But on the other side, along with the princess detractors have come princess defenders. A slew of the Disney faithful have taken to the blogosphere, pointing out that princesses are sweet, nice, like to read (Belle), work without complaining (Cinderella) and actually pretty spunky if you look closely. (Doesn’t Pocahantas stop a murder?)
“They are good people,” wrote one blogger. “Name one mean thing that any of the Disney princesses say, ever. It isn’t possible, because they’re all incredibly kind, even-tempered, and accepting. Shouldn’t kindness be a trait to aspire to?”
Others are a bit more touchy; some say they feel the need to fight back against yet another feminist attack.
“Please, stop underestimating the ability of our future women to tell the difference between fantasy and reality,” another blogger wrote. “The girls are fine. If they want a pretty little doll in a fancy dress, then allow them their joy. They’ll make the right choice when it really matters.”
One of the reasons the debate has become intense, Ms. Hains says, is that Disney princesses are just everywhere. Much of the $4 billion Disney princess empire (yes, billion) is based on an amazing amount of branding. The princesses are on coloring books and winter coats and cereal boxes and bedspreads; they are on plant seed packets and television shows and rain boots. Hains says she even saw Disney princess-branded grapes.
The princesses are so overwhelmingly everywhere that some academics say they have managed to become synonymous with girlhood itself – a phenomena Hains calls “lifestyle branding,” which is when a particular brand becomes so embedded into all aspects of a consumer’s life that it shapes her very identity.
So when a little girl throws a fit because her father is trying to get her to wear a sweater – and princesses don’t wear sweaters!!! – it’s because dad is trying to get her to do something that goes against everything she believes she is. Which is why parents are so interested in the phenomena – in a lot of ways, Disney Princesses are defining their girls’ lives.
To critics, this is sinister – a prime example of manipulative marketing to children, good for Disney’s bottom line and not much else. To the princess faithful, though, this “I will not take off my Little Mermaid outfit” phase is just that – a phase. It’s at worst an annoyance, and, more likely, a sweet, pretty-in-pink part of growing up.

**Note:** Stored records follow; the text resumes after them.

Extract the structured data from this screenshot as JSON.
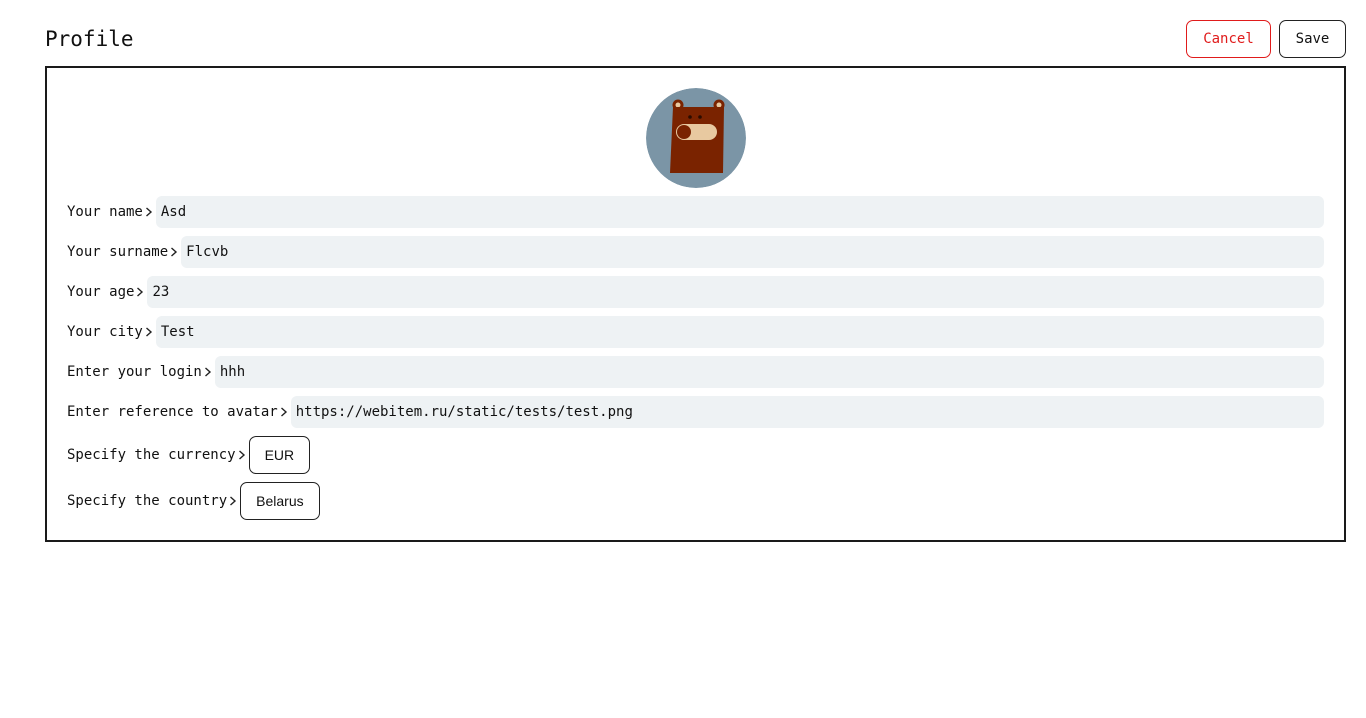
{
  "header": {
    "title": "Profile",
    "cancel_label": "Cancel",
    "save_label": "Save"
  },
  "colors": {
    "cancel": "#e01b1b",
    "input_background": "#eef2f4",
    "avatar_background": "#7b95a6",
    "bear_body": "#7a2300"
  },
  "avatar": {
    "icon": "bear-avatar-icon"
  },
  "fields": [
    {
      "label": "Your name",
      "value": "Asd"
    },
    {
      "label": "Your surname",
      "value": "Flcvb"
    },
    {
      "label": "Your age",
      "value": "23"
    },
    {
      "label": "Your city",
      "value": "Test"
    },
    {
      "label": "Enter your login",
      "value": "hhh"
    },
    {
      "label": "Enter reference to avatar",
      "value": "https://webitem.ru/static/tests/test.png"
    }
  ],
  "currency": {
    "label": "Specify the currency",
    "value": "EUR"
  },
  "country": {
    "label": "Specify the country",
    "value": "Belarus"
  }
}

What do you think? Are you pro or anti? Or do you think that, like the mommy wars, this division is overblown?